--- Material provided ---

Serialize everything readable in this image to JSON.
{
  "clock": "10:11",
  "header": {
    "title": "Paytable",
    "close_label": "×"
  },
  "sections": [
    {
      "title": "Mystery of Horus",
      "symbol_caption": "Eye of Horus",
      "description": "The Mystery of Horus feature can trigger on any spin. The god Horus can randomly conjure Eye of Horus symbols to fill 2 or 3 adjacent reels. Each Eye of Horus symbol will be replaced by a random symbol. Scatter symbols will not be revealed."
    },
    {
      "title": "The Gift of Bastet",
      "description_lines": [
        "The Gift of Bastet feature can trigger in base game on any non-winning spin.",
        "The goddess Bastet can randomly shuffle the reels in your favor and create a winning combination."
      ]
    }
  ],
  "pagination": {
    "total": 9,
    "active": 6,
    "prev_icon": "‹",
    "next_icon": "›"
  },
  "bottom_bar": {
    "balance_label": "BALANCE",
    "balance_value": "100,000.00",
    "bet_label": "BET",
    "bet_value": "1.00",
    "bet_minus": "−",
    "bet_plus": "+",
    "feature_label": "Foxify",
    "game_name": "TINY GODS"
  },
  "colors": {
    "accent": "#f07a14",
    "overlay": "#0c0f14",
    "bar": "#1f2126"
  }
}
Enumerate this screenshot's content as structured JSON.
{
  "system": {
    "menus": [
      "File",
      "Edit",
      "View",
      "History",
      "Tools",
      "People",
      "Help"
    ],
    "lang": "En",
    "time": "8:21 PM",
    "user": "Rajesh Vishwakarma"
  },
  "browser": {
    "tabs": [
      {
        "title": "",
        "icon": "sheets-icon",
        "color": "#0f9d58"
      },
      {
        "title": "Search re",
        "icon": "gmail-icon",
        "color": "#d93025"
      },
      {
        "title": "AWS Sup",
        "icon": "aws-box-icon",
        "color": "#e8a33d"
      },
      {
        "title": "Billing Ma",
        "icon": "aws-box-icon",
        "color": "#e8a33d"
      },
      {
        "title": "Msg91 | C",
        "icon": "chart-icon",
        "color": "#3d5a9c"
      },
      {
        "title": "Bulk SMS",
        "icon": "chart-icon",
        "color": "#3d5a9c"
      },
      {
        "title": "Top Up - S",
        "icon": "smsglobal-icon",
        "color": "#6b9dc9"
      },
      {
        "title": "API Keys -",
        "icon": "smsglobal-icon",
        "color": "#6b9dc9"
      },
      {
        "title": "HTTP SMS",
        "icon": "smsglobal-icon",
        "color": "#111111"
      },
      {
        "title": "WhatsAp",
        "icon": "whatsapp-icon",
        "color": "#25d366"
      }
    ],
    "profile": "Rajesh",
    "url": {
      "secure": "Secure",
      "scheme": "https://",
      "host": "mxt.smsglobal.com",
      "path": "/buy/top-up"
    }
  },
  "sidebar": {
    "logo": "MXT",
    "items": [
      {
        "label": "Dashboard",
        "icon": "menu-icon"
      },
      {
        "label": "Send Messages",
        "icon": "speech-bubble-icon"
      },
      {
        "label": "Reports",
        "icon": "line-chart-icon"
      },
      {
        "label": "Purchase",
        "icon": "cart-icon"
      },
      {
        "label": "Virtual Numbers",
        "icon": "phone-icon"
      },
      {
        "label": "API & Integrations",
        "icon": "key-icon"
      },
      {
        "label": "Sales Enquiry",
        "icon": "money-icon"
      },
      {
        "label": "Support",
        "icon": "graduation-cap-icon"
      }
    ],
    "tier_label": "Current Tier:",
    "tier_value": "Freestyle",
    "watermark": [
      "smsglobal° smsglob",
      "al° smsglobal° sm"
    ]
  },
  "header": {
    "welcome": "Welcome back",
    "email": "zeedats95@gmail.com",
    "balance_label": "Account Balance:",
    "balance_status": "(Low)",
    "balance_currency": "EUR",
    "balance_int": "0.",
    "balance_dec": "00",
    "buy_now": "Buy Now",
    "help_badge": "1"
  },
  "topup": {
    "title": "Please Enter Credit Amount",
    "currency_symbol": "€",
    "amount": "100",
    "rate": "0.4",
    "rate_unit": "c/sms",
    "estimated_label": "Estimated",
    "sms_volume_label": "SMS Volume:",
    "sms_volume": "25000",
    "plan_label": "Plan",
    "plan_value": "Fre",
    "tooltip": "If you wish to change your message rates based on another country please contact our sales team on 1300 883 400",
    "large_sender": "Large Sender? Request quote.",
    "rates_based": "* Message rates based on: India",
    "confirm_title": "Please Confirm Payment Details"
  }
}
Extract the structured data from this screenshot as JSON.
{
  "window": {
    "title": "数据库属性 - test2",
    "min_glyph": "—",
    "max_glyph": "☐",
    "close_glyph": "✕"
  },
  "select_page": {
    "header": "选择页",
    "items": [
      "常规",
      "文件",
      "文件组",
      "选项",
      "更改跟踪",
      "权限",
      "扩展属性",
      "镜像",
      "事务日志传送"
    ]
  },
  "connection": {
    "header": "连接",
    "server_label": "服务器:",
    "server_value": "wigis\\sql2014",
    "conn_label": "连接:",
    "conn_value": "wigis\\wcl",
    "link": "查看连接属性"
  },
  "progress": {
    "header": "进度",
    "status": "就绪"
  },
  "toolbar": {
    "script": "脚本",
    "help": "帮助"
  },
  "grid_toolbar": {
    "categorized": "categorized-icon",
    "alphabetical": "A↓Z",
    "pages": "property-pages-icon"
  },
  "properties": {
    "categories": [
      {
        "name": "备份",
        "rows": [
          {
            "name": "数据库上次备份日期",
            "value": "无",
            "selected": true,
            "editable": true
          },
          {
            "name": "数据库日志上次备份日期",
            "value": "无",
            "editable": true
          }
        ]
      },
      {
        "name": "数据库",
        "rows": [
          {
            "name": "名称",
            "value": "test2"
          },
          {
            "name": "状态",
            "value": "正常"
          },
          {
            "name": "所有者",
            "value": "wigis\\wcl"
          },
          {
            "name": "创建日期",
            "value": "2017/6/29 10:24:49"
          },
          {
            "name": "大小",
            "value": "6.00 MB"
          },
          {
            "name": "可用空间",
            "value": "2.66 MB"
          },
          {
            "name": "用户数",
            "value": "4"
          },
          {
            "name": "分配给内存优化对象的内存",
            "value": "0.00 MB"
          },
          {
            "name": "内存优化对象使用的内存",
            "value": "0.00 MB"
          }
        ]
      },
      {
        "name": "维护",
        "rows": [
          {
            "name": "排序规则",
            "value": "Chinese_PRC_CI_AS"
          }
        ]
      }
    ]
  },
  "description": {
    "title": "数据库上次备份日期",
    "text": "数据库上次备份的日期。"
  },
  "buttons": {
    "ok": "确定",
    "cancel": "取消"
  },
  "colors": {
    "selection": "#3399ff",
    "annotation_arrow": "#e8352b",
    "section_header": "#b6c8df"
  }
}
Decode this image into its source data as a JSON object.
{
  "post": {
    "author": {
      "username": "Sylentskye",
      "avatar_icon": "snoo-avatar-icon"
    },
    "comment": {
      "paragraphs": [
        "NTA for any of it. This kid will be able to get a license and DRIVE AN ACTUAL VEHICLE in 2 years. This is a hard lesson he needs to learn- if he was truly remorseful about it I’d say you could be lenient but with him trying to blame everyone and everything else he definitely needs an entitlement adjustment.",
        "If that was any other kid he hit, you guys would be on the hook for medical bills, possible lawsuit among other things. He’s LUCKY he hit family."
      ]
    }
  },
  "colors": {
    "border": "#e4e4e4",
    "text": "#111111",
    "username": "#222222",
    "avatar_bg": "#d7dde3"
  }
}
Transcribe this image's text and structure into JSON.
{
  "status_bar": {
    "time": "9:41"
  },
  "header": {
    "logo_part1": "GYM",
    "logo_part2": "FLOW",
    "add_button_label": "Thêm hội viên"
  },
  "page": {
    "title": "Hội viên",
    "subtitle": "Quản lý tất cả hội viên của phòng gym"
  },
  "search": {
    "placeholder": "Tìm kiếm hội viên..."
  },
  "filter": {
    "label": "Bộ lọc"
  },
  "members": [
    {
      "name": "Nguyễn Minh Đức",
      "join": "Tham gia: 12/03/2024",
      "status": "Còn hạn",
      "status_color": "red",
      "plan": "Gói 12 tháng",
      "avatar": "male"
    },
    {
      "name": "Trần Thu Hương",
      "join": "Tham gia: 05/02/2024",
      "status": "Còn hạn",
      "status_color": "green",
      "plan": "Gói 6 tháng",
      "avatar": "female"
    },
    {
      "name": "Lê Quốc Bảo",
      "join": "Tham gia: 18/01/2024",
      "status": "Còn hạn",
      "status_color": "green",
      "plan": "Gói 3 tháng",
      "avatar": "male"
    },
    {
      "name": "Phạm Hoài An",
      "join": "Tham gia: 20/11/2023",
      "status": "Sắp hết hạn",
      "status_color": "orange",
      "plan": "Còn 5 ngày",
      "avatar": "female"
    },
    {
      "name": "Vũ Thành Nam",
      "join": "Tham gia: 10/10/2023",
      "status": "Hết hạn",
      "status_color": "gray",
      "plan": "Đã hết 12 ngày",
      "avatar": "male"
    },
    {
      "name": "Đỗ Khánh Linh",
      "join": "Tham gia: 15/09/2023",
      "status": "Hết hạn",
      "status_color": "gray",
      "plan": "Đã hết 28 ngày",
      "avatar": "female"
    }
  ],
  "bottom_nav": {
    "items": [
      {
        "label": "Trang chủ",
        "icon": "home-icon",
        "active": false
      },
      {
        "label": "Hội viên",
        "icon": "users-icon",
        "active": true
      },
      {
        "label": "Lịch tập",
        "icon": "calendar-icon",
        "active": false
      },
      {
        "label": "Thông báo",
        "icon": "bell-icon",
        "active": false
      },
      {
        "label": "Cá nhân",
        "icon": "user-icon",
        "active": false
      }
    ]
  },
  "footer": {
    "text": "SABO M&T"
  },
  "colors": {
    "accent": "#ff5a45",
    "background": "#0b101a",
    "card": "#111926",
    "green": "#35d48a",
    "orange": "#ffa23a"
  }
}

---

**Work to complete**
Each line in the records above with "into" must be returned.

**Output of the task**
Decode this image into its source data as a JSON object.
Transcribe this image's text and structure into JSON.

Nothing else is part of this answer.